The group reported a 49.2 per cent hike in annual revenues to £4.7 billion for the 52 weeks to 2 February, coming in at the higher end of market expectations. Profit before tax rose 15.4 per cent to £339.9 million.
JD said it was “not immune” to the challenges facing the wider UK retail sector, but added that its British and Irish business had delivered an increase in sales and profitability.
The performance has reinforced management’s belief that bricks-and-mortar stores are still having a positive influence, as the estate “raises brand awareness, provides consumers with an opportunity to physically see and try the product, and enables us to provide multiple delivery points”.
Globally, the group opened a net 83 additional JD stores during the period with 78 of these in international markets as it turns its attention abroad.
In the US, the first five JD stores were opened, including four conversions of existing Finish Line stores. JD bought the American retailer last year and has been working to improve its profitability.
Executive chairman Peter Cowgill told investors: “We firmly believe that the elevated and dynamic multibrand, multichannel proposition of the core JD fascia, which enjoys the ongoing support of the key international brands, has the necessary agility to continue to exceed consumer expectations and prosper in an increasing number of international markets.”

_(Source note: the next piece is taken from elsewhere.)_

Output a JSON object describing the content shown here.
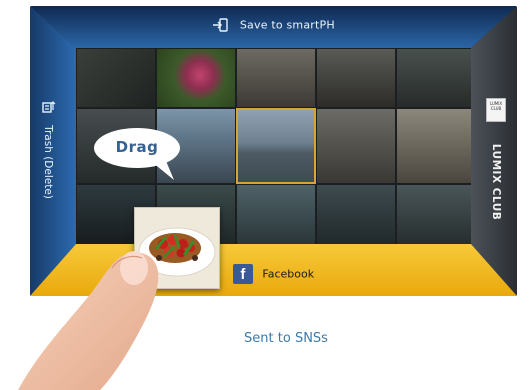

He added: “We believe that our acquisition of the Finish Line business in the United States, the largest market for sport lifestyle footwear and apparel and the home to many of the global sportswear brands, will have positive consequences for our long-term brand engagement whilst significantly extending the group’s global reach.
“We maintain our belief that Finish Line is capable of delivering improved levels of profitability.”
The firm said it had been a “particularly weather-challenged year” for its outdoor businesses. Despite that, total like-for-like sales, including online, across the division’s combined fascias remained “marginally positive”, JD added.
The board has proposed a final dividend of 1.44p, up from 1.37p, bringing the total shareholder payout for the year to 1.71p, an increase of 5 per cent.
David Madden, market analyst at CMC Markets UK, said JD Sports was a company that was “in fashion”.
“The dividend was nudged higher to 1.44p from 1.37p, and even though it isn’t a huge pay-out, at least it is increasing,” he noted.
“The firm is the standout performer of the retail sector.”